September 6, 2018
Securing enterprise information is a difficult job – protecting systems, networks and endpoints from ever-evolving external and internal threats is a constantly moving target. Social engineering makes it a next-to-impossible feat as it sneaks under the radar and slowly spreads its tentacles.
It can be broadly classified as any attempt where the criminals don’t try to breach a network through system vulnerabilities, but by playing on human psychology and manipulating people into breaking normal security procedures or best practices. The attack makes people share sensitive information that is used to gain access to physical locations, systems or networks. An organization could have the best firewalls in place, the best cybersecurity systems and procedures implemented, and yet realize one fine morning that it has lost sensitive information to cybercriminals.

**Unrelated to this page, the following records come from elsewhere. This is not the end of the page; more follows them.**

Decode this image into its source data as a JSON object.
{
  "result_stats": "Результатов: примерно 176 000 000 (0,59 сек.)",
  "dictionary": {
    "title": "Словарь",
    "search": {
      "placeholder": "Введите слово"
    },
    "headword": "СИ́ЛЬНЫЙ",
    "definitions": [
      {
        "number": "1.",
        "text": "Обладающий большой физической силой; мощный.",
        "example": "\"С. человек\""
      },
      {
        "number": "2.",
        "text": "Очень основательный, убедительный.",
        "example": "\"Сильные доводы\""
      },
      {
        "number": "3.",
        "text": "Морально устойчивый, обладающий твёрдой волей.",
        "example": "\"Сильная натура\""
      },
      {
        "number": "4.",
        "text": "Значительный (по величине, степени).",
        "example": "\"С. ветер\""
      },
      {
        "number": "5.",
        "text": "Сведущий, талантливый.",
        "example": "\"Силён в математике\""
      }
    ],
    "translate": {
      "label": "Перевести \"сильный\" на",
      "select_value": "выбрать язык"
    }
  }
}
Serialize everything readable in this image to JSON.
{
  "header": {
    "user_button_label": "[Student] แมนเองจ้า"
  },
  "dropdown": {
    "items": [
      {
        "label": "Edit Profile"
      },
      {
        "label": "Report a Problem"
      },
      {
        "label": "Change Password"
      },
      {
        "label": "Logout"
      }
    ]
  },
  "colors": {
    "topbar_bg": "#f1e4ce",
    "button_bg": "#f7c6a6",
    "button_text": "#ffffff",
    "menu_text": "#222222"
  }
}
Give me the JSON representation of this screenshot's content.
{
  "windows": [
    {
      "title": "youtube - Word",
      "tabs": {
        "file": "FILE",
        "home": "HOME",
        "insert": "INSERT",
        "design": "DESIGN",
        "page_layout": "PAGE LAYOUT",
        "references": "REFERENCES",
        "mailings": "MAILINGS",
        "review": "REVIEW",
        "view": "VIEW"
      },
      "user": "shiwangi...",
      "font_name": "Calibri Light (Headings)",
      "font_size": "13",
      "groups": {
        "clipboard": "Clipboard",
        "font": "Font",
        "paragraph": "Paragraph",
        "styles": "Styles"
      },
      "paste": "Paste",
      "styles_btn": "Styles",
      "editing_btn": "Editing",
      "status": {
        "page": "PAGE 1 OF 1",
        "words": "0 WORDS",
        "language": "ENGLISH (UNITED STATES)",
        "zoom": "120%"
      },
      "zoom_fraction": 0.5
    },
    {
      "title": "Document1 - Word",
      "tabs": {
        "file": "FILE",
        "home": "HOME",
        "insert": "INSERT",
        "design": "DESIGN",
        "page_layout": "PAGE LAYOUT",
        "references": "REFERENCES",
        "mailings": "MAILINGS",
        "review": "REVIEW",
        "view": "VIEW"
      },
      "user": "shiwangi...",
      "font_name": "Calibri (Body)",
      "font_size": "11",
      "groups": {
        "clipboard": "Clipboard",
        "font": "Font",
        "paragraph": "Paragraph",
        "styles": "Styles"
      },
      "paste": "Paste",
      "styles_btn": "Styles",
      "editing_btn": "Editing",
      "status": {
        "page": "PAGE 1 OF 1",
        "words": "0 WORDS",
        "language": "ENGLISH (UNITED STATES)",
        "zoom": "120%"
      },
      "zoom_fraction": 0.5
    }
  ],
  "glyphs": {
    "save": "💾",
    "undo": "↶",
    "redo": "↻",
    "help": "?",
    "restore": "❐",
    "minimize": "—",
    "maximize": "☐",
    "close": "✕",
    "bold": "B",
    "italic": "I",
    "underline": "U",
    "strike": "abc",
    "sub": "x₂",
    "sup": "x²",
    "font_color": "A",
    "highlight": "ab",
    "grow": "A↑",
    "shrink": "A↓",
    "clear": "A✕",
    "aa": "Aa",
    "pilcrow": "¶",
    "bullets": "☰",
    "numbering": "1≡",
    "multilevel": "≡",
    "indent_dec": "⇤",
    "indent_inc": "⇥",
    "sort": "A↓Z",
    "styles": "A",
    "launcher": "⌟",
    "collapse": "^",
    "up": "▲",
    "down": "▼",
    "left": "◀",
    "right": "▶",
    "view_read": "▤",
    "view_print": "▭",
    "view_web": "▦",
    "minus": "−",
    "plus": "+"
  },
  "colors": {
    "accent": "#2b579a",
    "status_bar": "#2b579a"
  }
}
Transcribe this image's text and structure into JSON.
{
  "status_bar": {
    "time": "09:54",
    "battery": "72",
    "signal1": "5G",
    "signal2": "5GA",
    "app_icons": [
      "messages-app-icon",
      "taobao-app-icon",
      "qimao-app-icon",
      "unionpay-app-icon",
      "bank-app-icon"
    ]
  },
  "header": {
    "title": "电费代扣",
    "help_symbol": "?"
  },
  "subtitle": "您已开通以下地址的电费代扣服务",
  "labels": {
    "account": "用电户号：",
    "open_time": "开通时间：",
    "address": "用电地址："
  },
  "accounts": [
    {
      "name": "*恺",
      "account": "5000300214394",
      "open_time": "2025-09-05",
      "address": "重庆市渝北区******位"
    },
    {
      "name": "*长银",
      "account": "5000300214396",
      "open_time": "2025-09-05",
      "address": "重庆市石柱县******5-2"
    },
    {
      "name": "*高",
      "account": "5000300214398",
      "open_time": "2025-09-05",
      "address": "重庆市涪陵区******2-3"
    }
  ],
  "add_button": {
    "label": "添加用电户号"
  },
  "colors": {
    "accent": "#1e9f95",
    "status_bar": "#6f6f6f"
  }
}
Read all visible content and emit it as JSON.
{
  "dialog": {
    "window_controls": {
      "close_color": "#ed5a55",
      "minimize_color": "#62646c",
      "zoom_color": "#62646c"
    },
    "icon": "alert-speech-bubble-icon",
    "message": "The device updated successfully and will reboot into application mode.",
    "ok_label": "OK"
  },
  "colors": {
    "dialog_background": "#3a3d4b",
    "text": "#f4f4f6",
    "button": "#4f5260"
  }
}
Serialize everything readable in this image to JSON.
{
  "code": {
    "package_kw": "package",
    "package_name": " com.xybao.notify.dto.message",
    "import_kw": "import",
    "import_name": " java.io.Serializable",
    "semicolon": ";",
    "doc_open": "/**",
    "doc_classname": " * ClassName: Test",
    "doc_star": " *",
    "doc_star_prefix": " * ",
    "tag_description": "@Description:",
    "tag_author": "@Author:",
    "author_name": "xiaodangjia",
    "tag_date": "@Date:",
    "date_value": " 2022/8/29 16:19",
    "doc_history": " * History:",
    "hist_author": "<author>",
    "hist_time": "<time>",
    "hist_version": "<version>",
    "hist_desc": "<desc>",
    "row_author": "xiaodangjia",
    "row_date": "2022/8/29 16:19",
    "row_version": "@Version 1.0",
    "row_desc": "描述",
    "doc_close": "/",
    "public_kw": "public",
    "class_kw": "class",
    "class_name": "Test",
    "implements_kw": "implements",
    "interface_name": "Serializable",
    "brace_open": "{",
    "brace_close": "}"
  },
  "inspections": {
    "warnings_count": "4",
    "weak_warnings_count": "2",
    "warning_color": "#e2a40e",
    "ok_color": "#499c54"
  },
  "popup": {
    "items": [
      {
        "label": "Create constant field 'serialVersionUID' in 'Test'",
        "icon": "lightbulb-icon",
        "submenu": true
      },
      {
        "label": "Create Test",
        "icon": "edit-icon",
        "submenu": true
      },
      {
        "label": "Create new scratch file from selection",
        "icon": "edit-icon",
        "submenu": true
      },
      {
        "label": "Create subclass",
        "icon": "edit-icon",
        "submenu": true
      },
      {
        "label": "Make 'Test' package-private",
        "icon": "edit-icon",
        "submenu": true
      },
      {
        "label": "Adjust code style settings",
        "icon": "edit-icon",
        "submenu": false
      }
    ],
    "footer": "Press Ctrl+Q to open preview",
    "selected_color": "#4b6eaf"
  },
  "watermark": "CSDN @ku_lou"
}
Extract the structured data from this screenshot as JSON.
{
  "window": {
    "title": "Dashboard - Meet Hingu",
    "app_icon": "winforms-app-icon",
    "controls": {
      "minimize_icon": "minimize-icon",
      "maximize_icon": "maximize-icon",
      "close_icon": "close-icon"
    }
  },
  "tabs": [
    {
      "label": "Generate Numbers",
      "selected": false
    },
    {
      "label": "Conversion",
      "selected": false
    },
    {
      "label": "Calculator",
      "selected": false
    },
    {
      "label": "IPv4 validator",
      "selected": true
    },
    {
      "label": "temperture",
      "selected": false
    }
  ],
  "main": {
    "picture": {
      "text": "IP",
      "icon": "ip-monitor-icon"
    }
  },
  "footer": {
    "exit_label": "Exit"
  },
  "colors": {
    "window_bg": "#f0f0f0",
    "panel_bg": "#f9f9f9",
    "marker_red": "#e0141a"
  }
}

Unlike a general phishing attack with blind emails or calls to a few thousand, a social engineering attack is a very customized and targeted mode of gaining access that requires a lot of preparation but also has a much higher chance of success. The preparation involves finding very specific information on the target firms’ organization chart, employees, and systems. It may be targeted at employees in the finance or accounts division, or in general, employees with low-level access to the systems that can act as an entry point. The idea is to find a vulnerable person rather than a system vulnerability, and then to create fear, greed or curiosity to entice them into breaking a security protocol.
It normally starts with the ...